Work task:
Set down all of the entries precisely as they were written.

Supplied data:
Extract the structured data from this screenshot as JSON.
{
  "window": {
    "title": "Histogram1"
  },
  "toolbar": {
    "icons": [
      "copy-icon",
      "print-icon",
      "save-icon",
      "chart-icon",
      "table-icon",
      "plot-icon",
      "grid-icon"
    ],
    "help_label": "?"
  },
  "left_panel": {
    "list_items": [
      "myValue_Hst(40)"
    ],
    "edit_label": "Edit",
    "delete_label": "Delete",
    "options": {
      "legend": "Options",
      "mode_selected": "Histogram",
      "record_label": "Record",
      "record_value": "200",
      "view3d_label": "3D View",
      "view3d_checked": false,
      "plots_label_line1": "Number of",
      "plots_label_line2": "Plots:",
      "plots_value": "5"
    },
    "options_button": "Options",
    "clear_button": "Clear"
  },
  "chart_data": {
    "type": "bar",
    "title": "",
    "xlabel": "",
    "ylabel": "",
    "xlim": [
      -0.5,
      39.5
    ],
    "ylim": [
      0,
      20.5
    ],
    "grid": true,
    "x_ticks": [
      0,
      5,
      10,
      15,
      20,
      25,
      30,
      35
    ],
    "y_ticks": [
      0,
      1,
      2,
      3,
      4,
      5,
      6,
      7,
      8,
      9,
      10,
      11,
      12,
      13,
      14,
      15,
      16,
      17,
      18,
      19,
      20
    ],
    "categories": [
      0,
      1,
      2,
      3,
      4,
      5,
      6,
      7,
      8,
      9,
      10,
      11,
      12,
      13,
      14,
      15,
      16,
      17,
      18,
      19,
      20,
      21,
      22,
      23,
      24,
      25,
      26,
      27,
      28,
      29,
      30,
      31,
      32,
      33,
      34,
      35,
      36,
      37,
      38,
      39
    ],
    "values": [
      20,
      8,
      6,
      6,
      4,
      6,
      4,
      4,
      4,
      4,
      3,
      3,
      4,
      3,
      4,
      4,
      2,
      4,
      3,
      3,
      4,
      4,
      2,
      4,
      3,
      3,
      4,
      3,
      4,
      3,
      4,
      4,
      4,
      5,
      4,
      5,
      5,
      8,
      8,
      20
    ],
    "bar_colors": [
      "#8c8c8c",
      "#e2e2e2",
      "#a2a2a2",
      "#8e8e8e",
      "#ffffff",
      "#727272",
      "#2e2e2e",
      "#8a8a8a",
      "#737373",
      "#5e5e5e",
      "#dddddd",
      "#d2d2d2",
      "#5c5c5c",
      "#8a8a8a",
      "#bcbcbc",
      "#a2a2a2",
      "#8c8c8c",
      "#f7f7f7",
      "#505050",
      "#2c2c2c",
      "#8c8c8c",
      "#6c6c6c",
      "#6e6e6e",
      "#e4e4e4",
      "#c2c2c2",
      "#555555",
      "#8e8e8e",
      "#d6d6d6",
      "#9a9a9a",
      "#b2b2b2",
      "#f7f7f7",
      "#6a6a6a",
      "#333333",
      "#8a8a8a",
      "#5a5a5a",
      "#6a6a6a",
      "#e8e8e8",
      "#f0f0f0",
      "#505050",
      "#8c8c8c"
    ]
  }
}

The completed task:
Extract the structured data from this screenshot as JSON.
{
  "window": {
    "title": "Histogram1"
  },
  "toolbar": {
    "icons": [
      "copy-icon",
      "print-icon",
      "save-icon",
      "chart-icon",
      "table-icon",
      "plot-icon",
      "grid-icon"
    ],
    "help_label": "?"
  },
  "left_panel": {
    "list_items": [
      "myValue_Hst(40)"
    ],
    "edit_label": "Edit",
    "delete_label": "Delete",
    "options": {
      "legend": "Options",
      "mode_selected": "Histogram",
      "record_label": "Record",
      "record_value": "200",
      "view3d_label": "3D View",
      "view3d_checked": false,
      "plots_label_line1": "Number of",
      "plots_label_line2": "Plots:",
      "plots_value": "5"
    },
    "options_button": "Options",
    "clear_button": "Clear"
  },
  "chart_data": {
    "type": "bar",
    "title": "",
    "xlabel": "",
    "ylabel": "",
    "xlim": [
      -0.5,
      39.5
    ],
    "ylim": [
      0,
      20.5
    ],
    "grid": true,
    "x_ticks": [
      0,
      5,
      10,
      15,
      20,
      25,
      30,
      35
    ],
    "y_ticks": [
      0,
      1,
      2,
      3,
      4,
      5,
      6,
      7,
      8,
      9,
      10,
      11,
      12,
      13,
      14,
      15,
      16,
      17,
      18,
      19,
      20
    ],
    "categories": [
      0,
      1,
      2,
      3,
      4,
      5,
      6,
      7,
      8,
      9,
      10,
      11,
      12,
      13,
      14,
      15,
      16,
      17,
      18,
      19,
      20,
      21,
      22,
      23,
      24,
      25,
      26,
      27,
      28,
      29,
      30,
      31,
      32,
      33,
      34,
      35,
      36,
      37,
      38,
      39
    ],
    "values": [
      20,
      8,
      6,
      6,
      4,
      6,
      4,
      4,
      4,
      4,
      3,
      3,
      4,
      3,
      4,
      4,
      2,
      4,
      3,
      3,
      4,
      4,
      2,
      4,
      3,
      3,
      4,
      3,
      4,
      3,
      4,
      4,
      4,
      5,
      4,
      5,
      5,
      8,
      8,
      20
    ],
    "bar_colors": [
      "#8c8c8c",
      "#e2e2e2",
      "#a2a2a2",
      "#8e8e8e",
      "#ffffff",
      "#727272",
      "#2e2e2e",
      "#8a8a8a",
      "#737373",
      "#5e5e5e",
      "#dddddd",
      "#d2d2d2",
      "#5c5c5c",
      "#8a8a8a",
      "#bcbcbc",
      "#a2a2a2",
      "#8c8c8c",
      "#f7f7f7",
      "#505050",
      "#2c2c2c",
      "#8c8c8c",
      "#6c6c6c",
      "#6e6e6e",
      "#e4e4e4",
      "#c2c2c2",
      "#555555",
      "#8e8e8e",
      "#d6d6d6",
      "#9a9a9a",
      "#b2b2b2",
      "#f7f7f7",
      "#6a6a6a",
      "#333333",
      "#8a8a8a",
      "#5a5a5a",
      "#6a6a6a",
      "#e8e8e8",
      "#f0f0f0",
      "#505050",
      "#8c8c8c"
    ]
  }
}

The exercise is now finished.